Thailand’s monarchy was drawn deeper into the country’s political conflict as concerns arose about 81-year-old King Bhumibol Adulyadej’s declining health and an uncertain royal succession. Both sides to the power struggle professed loyalty to the crown. Reporters, bloggers, academics, and Internet users all came under fire through the expanded use of lese majeste (injured majestry) and other related laws that criminalize criticism of the Thai royal family. Thailand’s lese majeste laws are among the harshest in the world, allowing for jail terms of three to 15 years for guilty convictions.

Justice Minister Piraphan Salirathavibhaga told reporters that he would consider toughening criminal penalties for publishing online material critical of the royal family. The Ministry of Information and Communications Technology claimed in mid-year to have blocked more than 2,000 Web sites and 8,300 Web pages, including popular message boards, because they allegedly violated lese majeste laws.

Former journalist and UDD activist Daranee Charnchoengsilpakul was convicted in August on three counts of lese majeste and sentenced to 18 years in prison for anti-royal comments made during a public protest in 2007. Suwicha Thakor, an oil rig engineer, was convicted and sentenced to 20 years in prison under the 2007 Computer Crimes Act for sending pictures over the Internet that pilloried King Bhumibol Adulyadej and heir apparent Crown Prince Vajiralongkorn. Suwicha’s sentence was commuted to 10 years after he pleaded guilty.  

On March 6, a group of Crime Suppression Division police officials raided the offices and arrested the executive director of the popular online news site Prachatai. Chiranuch Premchaiporn was detained and interrogated by police officials for several hours before being released on bail. She was charged in April under national security-related Article 15 of the 2007 Computer Crime Act, which effectively extended the crime of lese majeste to the Internet, for postings made to a Prachatai discussion board critical of Queen Sirikit. Chiranuch was forced to reveal the poster’s identity and faced a possible 50 years in prison on various charges, according to press reports. The complaints were still under police investigation in late year.

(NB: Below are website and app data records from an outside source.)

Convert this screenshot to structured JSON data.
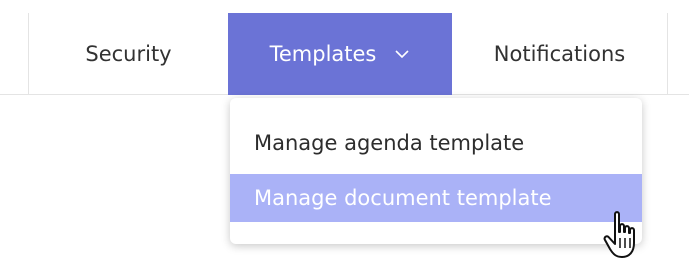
{
  "tabs": [
    {
      "label": "Security"
    },
    {
      "label": "Templates"
    },
    {
      "label": "Notifications"
    }
  ],
  "templates_tab": {
    "chevron_icon": "chevron-down-icon"
  },
  "dropdown": {
    "items": [
      {
        "label": "Manage agenda template"
      },
      {
        "label": "Manage document template"
      }
    ]
  },
  "colors": {
    "active_tab": "#6b73d6",
    "hover_item": "#aab2f7"
  },
  "cursor_icon": "hand-pointer-icon"
}
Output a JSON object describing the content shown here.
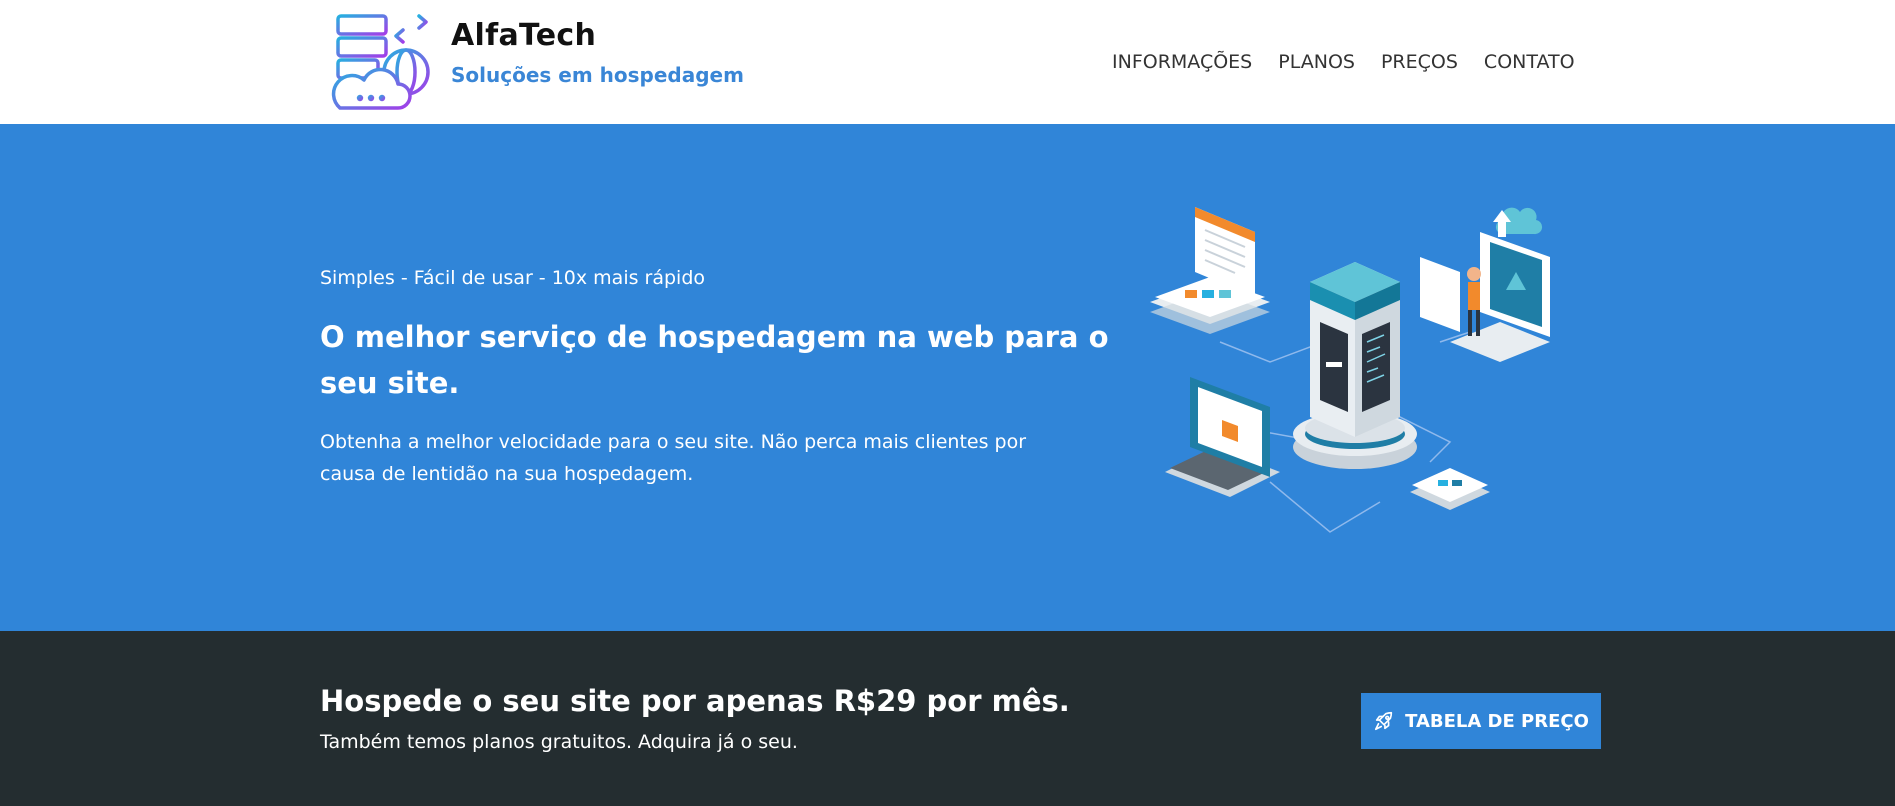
{
  "brand": {
    "name": "AlfaTech",
    "tagline": "Soluções em hospedagem",
    "logo_icon": "server-cloud-globe-icon"
  },
  "nav": {
    "items": [
      {
        "label": "INFORMAÇÕES"
      },
      {
        "label": "PLANOS"
      },
      {
        "label": "PREÇOS"
      },
      {
        "label": "CONTATO"
      }
    ]
  },
  "hero": {
    "kicker": "Simples - Fácil de usar - 10x mais rápido",
    "title": "O melhor serviço de hospedagem na web para o seu site.",
    "text": "Obtenha a melhor velocidade para o seu site. Não perca mais clientes por causa de lentidão na sua hospedagem.",
    "illustration_icon": "isometric-hosting-illustration"
  },
  "cta": {
    "title": "Hospede o seu site por apenas R$29 por mês.",
    "subtitle": "Também temos planos gratuitos. Adquira já o seu.",
    "button_label": "TABELA DE PREÇO",
    "button_icon": "rocket-icon"
  },
  "colors": {
    "hero_bg": "#3085d8",
    "cta_bg": "#242d30",
    "accent": "#3a86d6"
  }
}
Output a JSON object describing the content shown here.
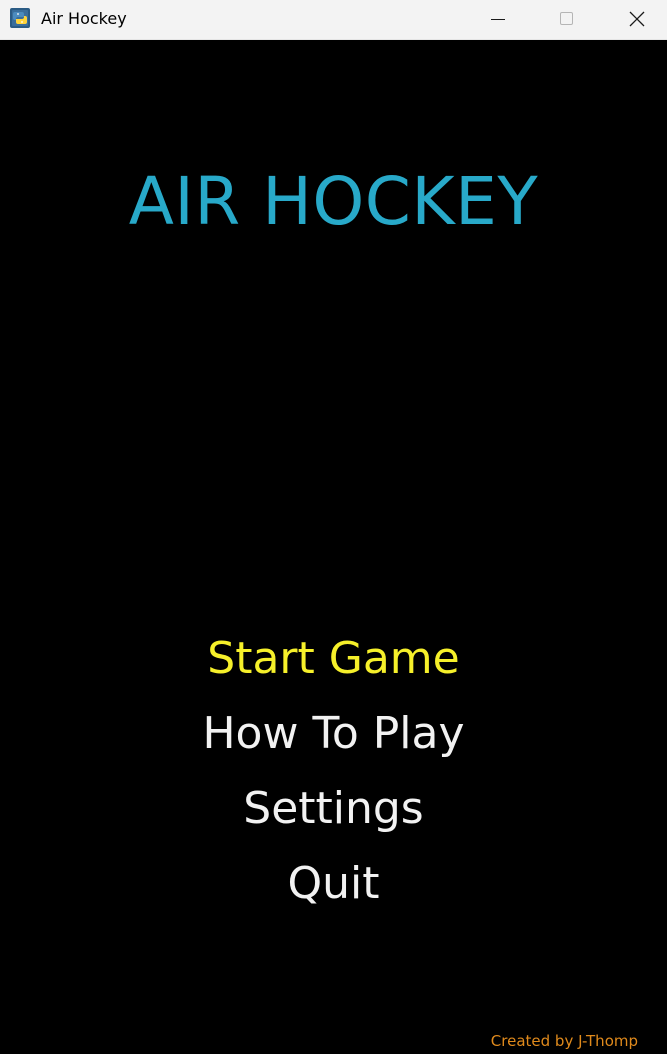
{
  "window": {
    "title": "Air Hockey",
    "app_icon": "python-icon",
    "controls": {
      "minimize_icon": "minimize-icon",
      "maximize_icon": "maximize-icon",
      "close_icon": "close-icon"
    }
  },
  "game": {
    "title": "AIR HOCKEY",
    "title_color": "#28a9c9",
    "menu": [
      {
        "label": "Start Game",
        "selected": true
      },
      {
        "label": "How To Play",
        "selected": false
      },
      {
        "label": "Settings",
        "selected": false
      },
      {
        "label": "Quit",
        "selected": false
      }
    ],
    "selected_color": "#f6f02a",
    "menu_color": "#f2f2f2",
    "credit": "Created by J-Thomp",
    "credit_color": "#e08a1c",
    "background_color": "#000000"
  }
}
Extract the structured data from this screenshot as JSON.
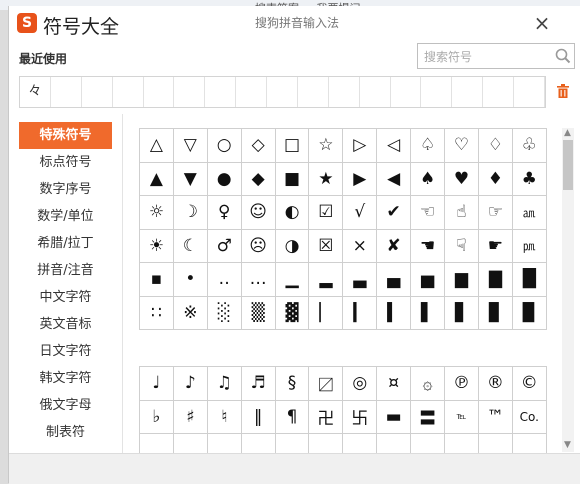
{
  "background": {
    "tabs": [
      "搜索答案",
      "我要提问"
    ]
  },
  "window": {
    "logo_letter": "S",
    "title": "符号大全",
    "ime_name": "搜狗拼音输入法",
    "close_glyph": "×"
  },
  "recent": {
    "label": "最近使用",
    "items": [
      "々",
      "",
      "",
      "",
      "",
      "",
      "",
      "",
      "",
      "",
      "",
      "",
      "",
      "",
      "",
      "",
      ""
    ]
  },
  "search": {
    "placeholder": "搜索符号"
  },
  "sidebar": {
    "items": [
      {
        "label": "特殊符号",
        "active": true
      },
      {
        "label": "标点符号"
      },
      {
        "label": "数字序号"
      },
      {
        "label": "数学/单位"
      },
      {
        "label": "希腊/拉丁"
      },
      {
        "label": "拼音/注音"
      },
      {
        "label": "中文字符"
      },
      {
        "label": "英文音标"
      },
      {
        "label": "日文字符"
      },
      {
        "label": "韩文字符"
      },
      {
        "label": "俄文字母"
      },
      {
        "label": "制表符"
      }
    ]
  },
  "symbols_group1": [
    "△",
    "▽",
    "○",
    "◇",
    "□",
    "☆",
    "▷",
    "◁",
    "♤",
    "♡",
    "♢",
    "♧",
    "▲",
    "▼",
    "●",
    "◆",
    "■",
    "★",
    "▶",
    "◀",
    "♠",
    "♥",
    "♦",
    "♣",
    "☼",
    "☽",
    "♀",
    "☺",
    "◐",
    "☑",
    "√",
    "✔",
    "☜",
    "☝",
    "☞",
    "㏂",
    "☀",
    "☾",
    "♂",
    "☹",
    "◑",
    "☒",
    "×",
    "✘",
    "☚",
    "☟",
    "☛",
    "㏘",
    "▪",
    "•",
    "‥",
    "…",
    "▁",
    "▂",
    "▃",
    "▄",
    "▅",
    "▆",
    "▇",
    "█",
    "∷",
    "※",
    "░",
    "▒",
    "▓",
    "▏",
    "▎",
    "▍",
    "▌",
    "▋",
    "▊",
    "▉"
  ],
  "symbols_group2": [
    "♩",
    "♪",
    "♫",
    "♬",
    "§",
    "〼",
    "◎",
    "¤",
    "۞",
    "℗",
    "®",
    "©",
    "♭",
    "♯",
    "♮",
    "‖",
    "¶",
    "卍",
    "卐",
    "▬",
    "〓",
    "℡",
    "™",
    "Co.",
    "",
    "",
    "",
    "",
    "",
    "",
    "",
    "",
    "",
    "",
    "",
    ""
  ]
}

Foreign correspondents and publications also came under threat. BBC correspondent Jonathan Head faced three separate lese majeste complaints filed by Police Lt. Col. Wattanasak Mungkandee, who alleged Head’s reporting and public comments were critical of the monarchy. Senior BBC editors held meetings in February with Prime Minister Abhisit and former royalist premier Anand Panyarachun to seek a resolution to the complaints. Head was reassigned to Turkey in July. The complaints were still pending in late year.

In January, July, and October, local distributors blocked editions of the U.K.-based magazine The Economist from entering the country because of articles commenting on the royal family and the increased use of lese majeste laws. In December 2008, distributors blocked another edition of the magazine that included pointed criticism of Bhumibol’s rule of more than six decades.

On June 30, Laksana Kornsilpa, a private citizen and supporter of PAD causes, filed a lese majeste complaint against board members of the Foreign Correspondents Club of Thailand. In her complaint, she claimed the club violated lese majeste laws by selling DVD copies of a 2007 speech at the club that touched on the monarchy. The speech had been given by former journalist, government spokesman, and UDD co-leader Jakrapob Penkair.

CPJ sent a letter in January urging Abhisit to consider amending the country’s lese majeste laws. A similar letter signed by a group of 50 prominent international scholars and dignitaries addressed to the prime minister and released at the Foreign Correspondents Club in March also urged the government to reform the country’s anti-crown laws. In meetings with journalists, Abhisit acknowledged “problems” with enforcement of the laws. No immediate action was taken to change the laws.